If you’re looking for something a little different for dinner, a new flavour sensation is dry aged pork.
While high-end restaurants and butcheries have been using the method of dry aging pork almost exclusively, the Australian product has made its debut and is now available at supermarkets.
Agnes co-owner and chef Ben Williamson said dry aged pork is a superior product with added flavour when compared to regular pork products stocked on supermarket shelves.
“That dry ageing process – it just adds so much flavour and texture to the product,” Mr Williamson said.
“You lose some moisture in the process but the more moisture you lose, the more intense the flavour becomes.
“It’s not overly porky though, it’s slightly nuttier.
“You get the best crackling off dry aged pork.
“It’s so easy to get a really good crackle on it.”
Similar to other pork product, dry aged pork costs about $10/kg in a supermarket.
Using a process known as ‘wet ageing’, most pork is vacuum packed soon after butchering.
Dry ageing, on the other hand, requires days or weeks in a clean refrigerated environment with no other food present – the optimal being about two months.
The dry aged pork can be cooked in the same way as other cuts of pork.
“My favourite recipe is a simple roast,” Mr Williamson said.
“Season it really well, roast it and serve it up with your favourite vegetables.
Australian Pork Limited chief executive officer Margo Andrae said the release of the product was timely, with people experimenting more in the kitchen.

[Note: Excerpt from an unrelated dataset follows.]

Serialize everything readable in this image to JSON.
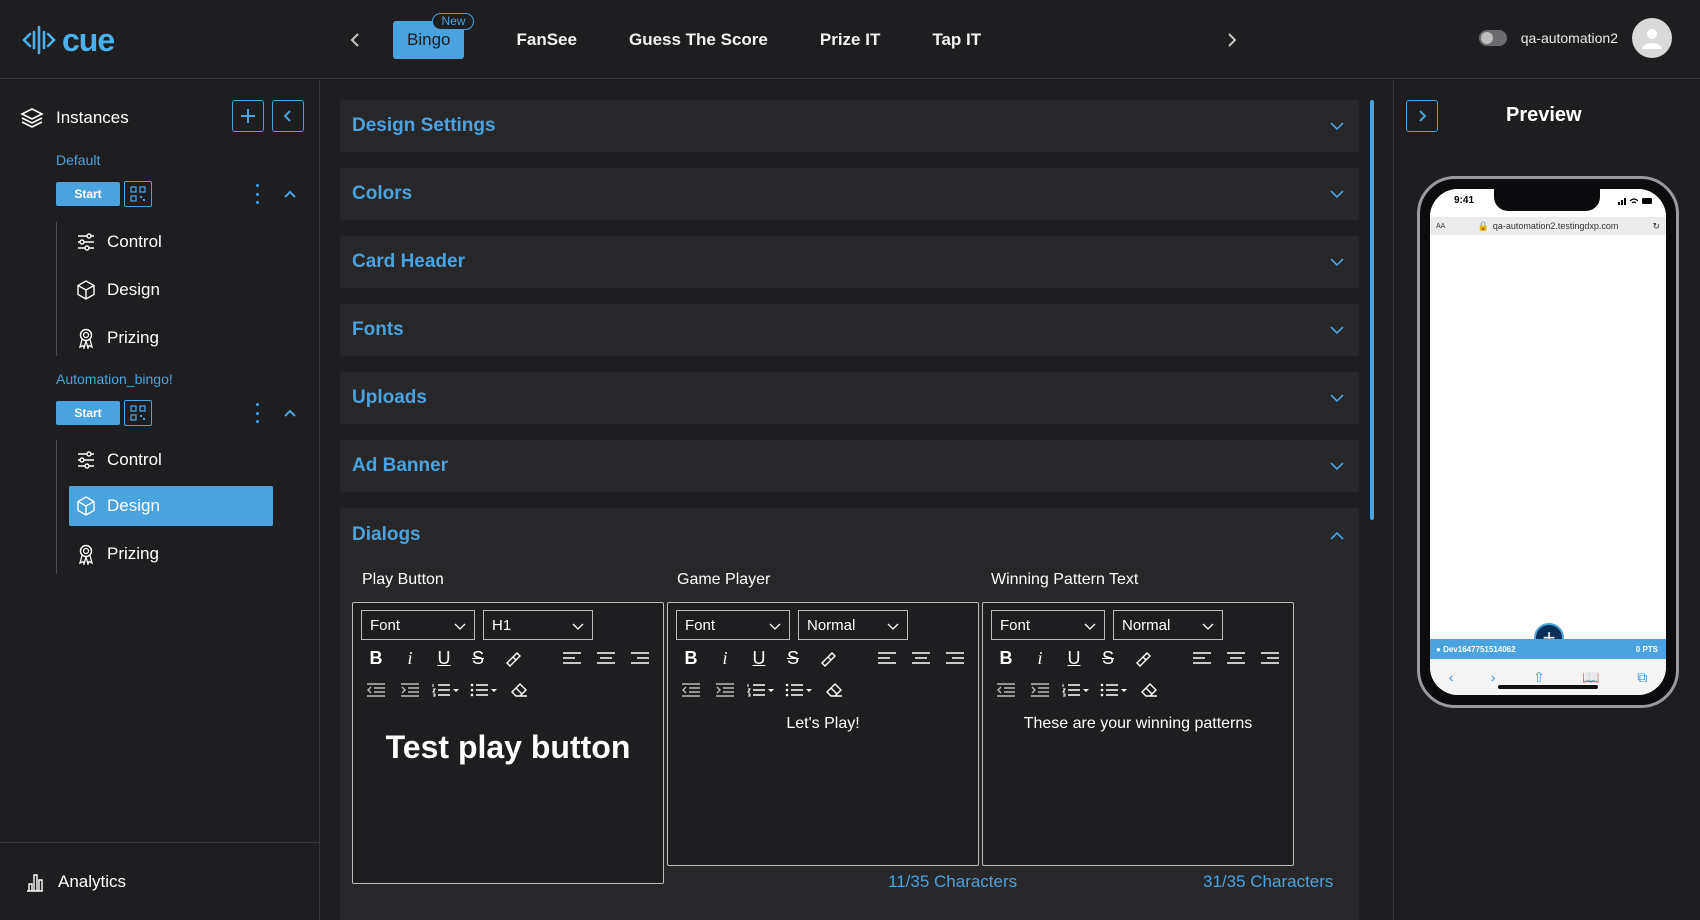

“Consumers want to try new things, but they also want to support Australian agriculture,” Ms Andrae said.
When asked about suppliers, she said, “At this stage, it’s only Borrowdale Free Range Pork farm in Queensland, but we’re expecting more producers to come online, given its success.
“At this stage it’s still niche.
“We hope to see further uptake by more supermarkets of dry aged pork in the future, as consumers become more confident cooking new products at home.”